(Work request) The data is to be repeated exactly, with the images removed.

(Exercise input)
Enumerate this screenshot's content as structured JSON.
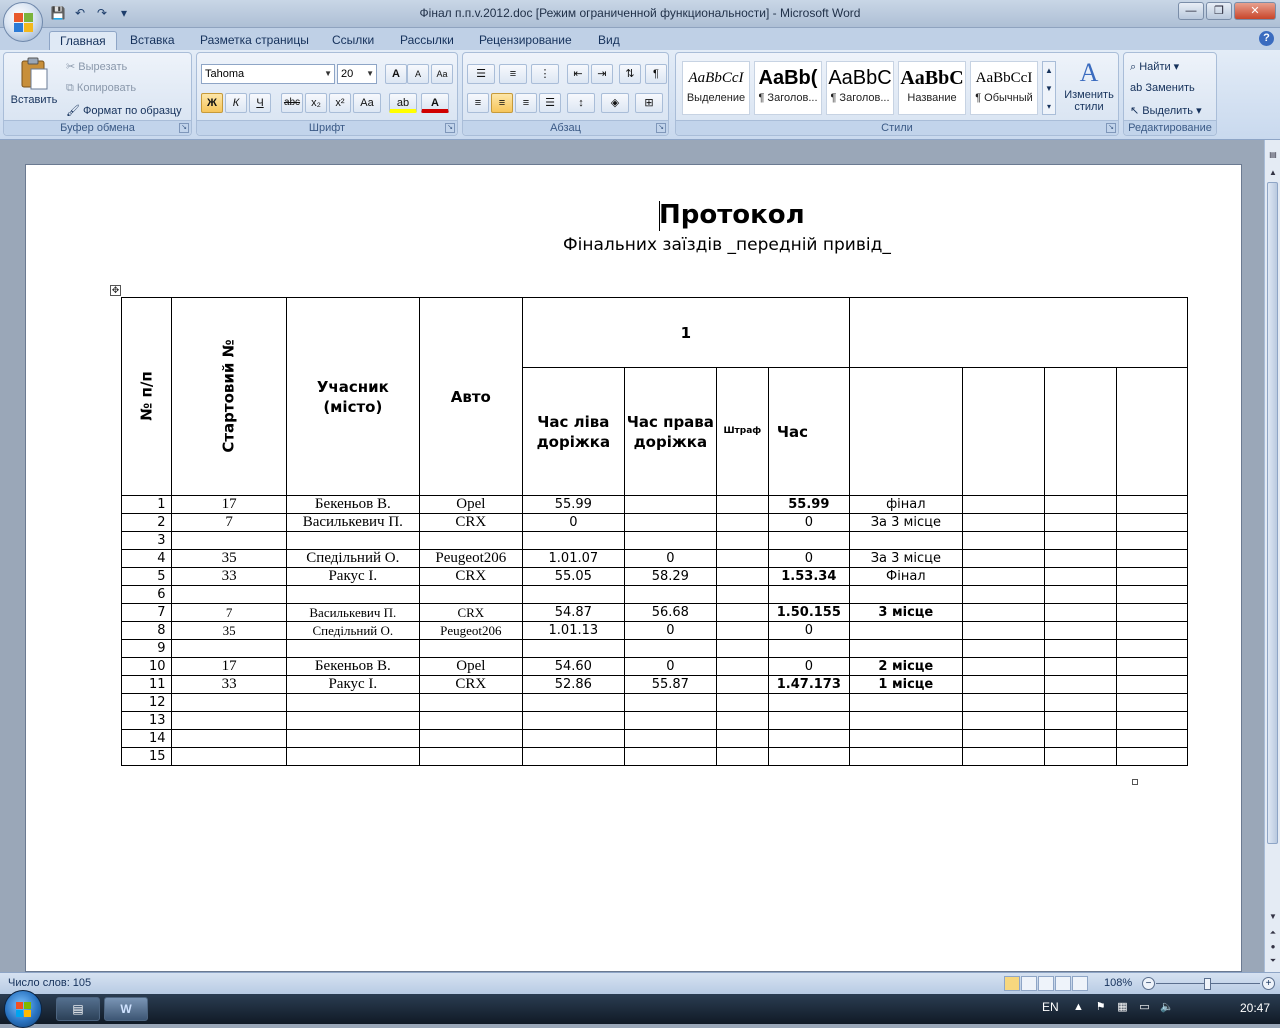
{
  "window": {
    "title": "Фінал п.п.v.2012.doc [Режим ограниченной функциональности] - Microsoft Word",
    "controls": {
      "minimize": "—",
      "maximize": "❐",
      "close": "✕"
    }
  },
  "qat": {
    "save": "💾",
    "undo": "↶",
    "redo": "↷",
    "more": "▾"
  },
  "tabs": [
    {
      "label": "Главная",
      "active": true
    },
    {
      "label": "Вставка"
    },
    {
      "label": "Разметка страницы"
    },
    {
      "label": "Ссылки"
    },
    {
      "label": "Рассылки"
    },
    {
      "label": "Рецензирование"
    },
    {
      "label": "Вид"
    }
  ],
  "ribbon": {
    "clipboard": {
      "label": "Буфер обмена",
      "paste": "Вставить",
      "cut": "Вырезать",
      "copy": "Копировать",
      "format_painter": "Формат по образцу"
    },
    "font": {
      "label": "Шрифт",
      "font_name": "Tahoma",
      "font_size": "20",
      "grow": "A",
      "shrink": "A",
      "clear": "Aa",
      "bold": "Ж",
      "italic": "К",
      "underline": "Ч",
      "strike": "abc",
      "subscript": "x₂",
      "superscript": "x²",
      "change_case": "Aa",
      "highlight": "ab",
      "font_color": "A",
      "colors": {
        "highlight": "#ffff00",
        "font_color": "#d00000"
      }
    },
    "paragraph": {
      "label": "Абзац"
    },
    "styles": {
      "label": "Стили",
      "items": [
        {
          "sample": "AaBbCcI",
          "name": "Выделение"
        },
        {
          "sample": "AaBb(",
          "name": "¶ Заголов..."
        },
        {
          "sample": "AaBbC",
          "name": "¶ Заголов..."
        },
        {
          "sample": "AaBbC",
          "name": "Название"
        },
        {
          "sample": "AaBbCcI",
          "name": "¶ Обычный"
        }
      ],
      "change_styles": "Изменить стили"
    },
    "editing": {
      "label": "Редактирование",
      "find": "Найти",
      "replace": "Заменить",
      "select": "Выделить"
    }
  },
  "document": {
    "title": "Протокол",
    "subtitle": "Фінальних заїздів _передній привід_",
    "table": {
      "header": {
        "no": "№ п/п",
        "start_no": "Стартовий №",
        "participant": "Учасник (місто)",
        "car": "Авто",
        "group1": "1",
        "left_lane": "Час ліва доріжка",
        "right_lane": "Час права доріжка",
        "penalty": "Штраф",
        "time": "Час"
      },
      "rows": [
        {
          "n": "1",
          "start": "17",
          "name": "Бекеньов В.",
          "car": "Opel",
          "left": "55.99",
          "right": "",
          "penalty": "",
          "time": "55.99",
          "result": "фінал",
          "time_bold": true,
          "result_bold": false,
          "small": false
        },
        {
          "n": "2",
          "start": "7",
          "name": "Василькевич П.",
          "car": "CRX",
          "left": "0",
          "right": "",
          "penalty": "",
          "time": "0",
          "result": "За 3 місце",
          "time_bold": false,
          "result_bold": false,
          "small": false
        },
        {
          "n": "3",
          "start": "",
          "name": "",
          "car": "",
          "left": "",
          "right": "",
          "penalty": "",
          "time": "",
          "result": "",
          "time_bold": false,
          "result_bold": false,
          "small": false
        },
        {
          "n": "4",
          "start": "35",
          "name": "Спедільний О.",
          "car": "Peugeot206",
          "left": "1.01.07",
          "right": "0",
          "penalty": "",
          "time": "0",
          "result": "За 3 місце",
          "time_bold": false,
          "result_bold": false,
          "small": false
        },
        {
          "n": "5",
          "start": "33",
          "name": "Ракус І.",
          "car": "CRX",
          "left": "55.05",
          "right": "58.29",
          "penalty": "",
          "time": "1.53.34",
          "result": "Фінал",
          "time_bold": true,
          "result_bold": false,
          "small": false
        },
        {
          "n": "6",
          "start": "",
          "name": "",
          "car": "",
          "left": "",
          "right": "",
          "penalty": "",
          "time": "",
          "result": "",
          "time_bold": false,
          "result_bold": false,
          "small": false
        },
        {
          "n": "7",
          "start": "7",
          "name": "Василькевич  П.",
          "car": "CRX",
          "left": "54.87",
          "right": "56.68",
          "penalty": "",
          "time": "1.50.155",
          "result": "3 місце",
          "time_bold": true,
          "result_bold": true,
          "small": true
        },
        {
          "n": "8",
          "start": "35",
          "name": "Спедільний  О.",
          "car": "Peugeot206",
          "left": "1.01.13",
          "right": "0",
          "penalty": "",
          "time": "0",
          "result": "",
          "time_bold": false,
          "result_bold": false,
          "small": true
        },
        {
          "n": "9",
          "start": "",
          "name": "",
          "car": "",
          "left": "",
          "right": "",
          "penalty": "",
          "time": "",
          "result": "",
          "time_bold": false,
          "result_bold": false,
          "small": false
        },
        {
          "n": "10",
          "start": "17",
          "name": "Бекеньов В.",
          "car": "Opel",
          "left": "54.60",
          "right": "0",
          "penalty": "",
          "time": "0",
          "result": "2 місце",
          "time_bold": false,
          "result_bold": true,
          "small": false
        },
        {
          "n": "11",
          "start": "33",
          "name": "Ракус І.",
          "car": "CRX",
          "left": "52.86",
          "right": "55.87",
          "penalty": "",
          "time": "1.47.173",
          "result": "1 місце",
          "time_bold": true,
          "result_bold": true,
          "small": false
        },
        {
          "n": "12",
          "start": "",
          "name": "",
          "car": "",
          "left": "",
          "right": "",
          "penalty": "",
          "time": "",
          "result": "",
          "time_bold": false,
          "result_bold": false,
          "small": false
        },
        {
          "n": "13",
          "start": "",
          "name": "",
          "car": "",
          "left": "",
          "right": "",
          "penalty": "",
          "time": "",
          "result": "",
          "time_bold": false,
          "result_bold": false,
          "small": false
        },
        {
          "n": "14",
          "start": "",
          "name": "",
          "car": "",
          "left": "",
          "right": "",
          "penalty": "",
          "time": "",
          "result": "",
          "time_bold": false,
          "result_bold": false,
          "small": false
        },
        {
          "n": "15",
          "start": "",
          "name": "",
          "car": "",
          "left": "",
          "right": "",
          "penalty": "",
          "time": "",
          "result": "",
          "time_bold": false,
          "result_bold": false,
          "small": false
        }
      ]
    }
  },
  "statusbar": {
    "words": "Число слов: 105",
    "zoom": "108%",
    "zoom_out": "−",
    "zoom_in": "+"
  },
  "taskbar": {
    "lang": "EN",
    "time": "20:47",
    "word_icon": "W",
    "explorer_icon": "▤"
  }
}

(Solution to the exercise)
Enumerate this screenshot's content as structured JSON.
{
  "window": {
    "title": "Фінал п.п.v.2012.doc [Режим ограниченной функциональности] - Microsoft Word",
    "controls": {
      "minimize": "—",
      "maximize": "❐",
      "close": "✕"
    }
  },
  "qat": {
    "save": "💾",
    "undo": "↶",
    "redo": "↷",
    "more": "▾"
  },
  "tabs": [
    {
      "label": "Главная",
      "active": true
    },
    {
      "label": "Вставка"
    },
    {
      "label": "Разметка страницы"
    },
    {
      "label": "Ссылки"
    },
    {
      "label": "Рассылки"
    },
    {
      "label": "Рецензирование"
    },
    {
      "label": "Вид"
    }
  ],
  "ribbon": {
    "clipboard": {
      "label": "Буфер обмена",
      "paste": "Вставить",
      "cut": "Вырезать",
      "copy": "Копировать",
      "format_painter": "Формат по образцу"
    },
    "font": {
      "label": "Шрифт",
      "font_name": "Tahoma",
      "font_size": "20",
      "grow": "A",
      "shrink": "A",
      "clear": "Aa",
      "bold": "Ж",
      "italic": "К",
      "underline": "Ч",
      "strike": "abc",
      "subscript": "x₂",
      "superscript": "x²",
      "change_case": "Aa",
      "highlight": "ab",
      "font_color": "A",
      "colors": {
        "highlight": "#ffff00",
        "font_color": "#d00000"
      }
    },
    "paragraph": {
      "label": "Абзац"
    },
    "styles": {
      "label": "Стили",
      "items": [
        {
          "sample": "AaBbCcI",
          "name": "Выделение"
        },
        {
          "sample": "AaBb(",
          "name": "¶ Заголов..."
        },
        {
          "sample": "AaBbC",
          "name": "¶ Заголов..."
        },
        {
          "sample": "AaBbC",
          "name": "Название"
        },
        {
          "sample": "AaBbCcI",
          "name": "¶ Обычный"
        }
      ],
      "change_styles": "Изменить стили"
    },
    "editing": {
      "label": "Редактирование",
      "find": "Найти",
      "replace": "Заменить",
      "select": "Выделить"
    }
  },
  "document": {
    "title": "Протокол",
    "subtitle": "Фінальних заїздів _передній привід_",
    "table": {
      "header": {
        "no": "№ п/п",
        "start_no": "Стартовий №",
        "participant": "Учасник (місто)",
        "car": "Авто",
        "group1": "1",
        "left_lane": "Час ліва доріжка",
        "right_lane": "Час права доріжка",
        "penalty": "Штраф",
        "time": "Час"
      },
      "rows": [
        {
          "n": "1",
          "start": "17",
          "name": "Бекеньов В.",
          "car": "Opel",
          "left": "55.99",
          "right": "",
          "penalty": "",
          "time": "55.99",
          "result": "фінал",
          "time_bold": true,
          "result_bold": false,
          "small": false
        },
        {
          "n": "2",
          "start": "7",
          "name": "Василькевич П.",
          "car": "CRX",
          "left": "0",
          "right": "",
          "penalty": "",
          "time": "0",
          "result": "За 3 місце",
          "time_bold": false,
          "result_bold": false,
          "small": false
        },
        {
          "n": "3",
          "start": "",
          "name": "",
          "car": "",
          "left": "",
          "right": "",
          "penalty": "",
          "time": "",
          "result": "",
          "time_bold": false,
          "result_bold": false,
          "small": false
        },
        {
          "n": "4",
          "start": "35",
          "name": "Спедільний О.",
          "car": "Peugeot206",
          "left": "1.01.07",
          "right": "0",
          "penalty": "",
          "time": "0",
          "result": "За 3 місце",
          "time_bold": false,
          "result_bold": false,
          "small": false
        },
        {
          "n": "5",
          "start": "33",
          "name": "Ракус І.",
          "car": "CRX",
          "left": "55.05",
          "right": "58.29",
          "penalty": "",
          "time": "1.53.34",
          "result": "Фінал",
          "time_bold": true,
          "result_bold": false,
          "small": false
        },
        {
          "n": "6",
          "start": "",
          "name": "",
          "car": "",
          "left": "",
          "right": "",
          "penalty": "",
          "time": "",
          "result": "",
          "time_bold": false,
          "result_bold": false,
          "small": false
        },
        {
          "n": "7",
          "start": "7",
          "name": "Василькевич  П.",
          "car": "CRX",
          "left": "54.87",
          "right": "56.68",
          "penalty": "",
          "time": "1.50.155",
          "result": "3 місце",
          "time_bold": true,
          "result_bold": true,
          "small": true
        },
        {
          "n": "8",
          "start": "35",
          "name": "Спедільний  О.",
          "car": "Peugeot206",
          "left": "1.01.13",
          "right": "0",
          "penalty": "",
          "time": "0",
          "result": "",
          "time_bold": false,
          "result_bold": false,
          "small": true
        },
        {
          "n": "9",
          "start": "",
          "name": "",
          "car": "",
          "left": "",
          "right": "",
          "penalty": "",
          "time": "",
          "result": "",
          "time_bold": false,
          "result_bold": false,
          "small": false
        },
        {
          "n": "10",
          "start": "17",
          "name": "Бекеньов В.",
          "car": "Opel",
          "left": "54.60",
          "right": "0",
          "penalty": "",
          "time": "0",
          "result": "2 місце",
          "time_bold": false,
          "result_bold": true,
          "small": false
        },
        {
          "n": "11",
          "start": "33",
          "name": "Ракус І.",
          "car": "CRX",
          "left": "52.86",
          "right": "55.87",
          "penalty": "",
          "time": "1.47.173",
          "result": "1 місце",
          "time_bold": true,
          "result_bold": true,
          "small": false
        },
        {
          "n": "12",
          "start": "",
          "name": "",
          "car": "",
          "left": "",
          "right": "",
          "penalty": "",
          "time": "",
          "result": "",
          "time_bold": false,
          "result_bold": false,
          "small": false
        },
        {
          "n": "13",
          "start": "",
          "name": "",
          "car": "",
          "left": "",
          "right": "",
          "penalty": "",
          "time": "",
          "result": "",
          "time_bold": false,
          "result_bold": false,
          "small": false
        },
        {
          "n": "14",
          "start": "",
          "name": "",
          "car": "",
          "left": "",
          "right": "",
          "penalty": "",
          "time": "",
          "result": "",
          "time_bold": false,
          "result_bold": false,
          "small": false
        },
        {
          "n": "15",
          "start": "",
          "name": "",
          "car": "",
          "left": "",
          "right": "",
          "penalty": "",
          "time": "",
          "result": "",
          "time_bold": false,
          "result_bold": false,
          "small": false
        }
      ]
    }
  },
  "statusbar": {
    "words": "Число слов: 105",
    "zoom": "108%",
    "zoom_out": "−",
    "zoom_in": "+"
  },
  "taskbar": {
    "lang": "EN",
    "time": "20:47",
    "word_icon": "W",
    "explorer_icon": "▤"
  }
}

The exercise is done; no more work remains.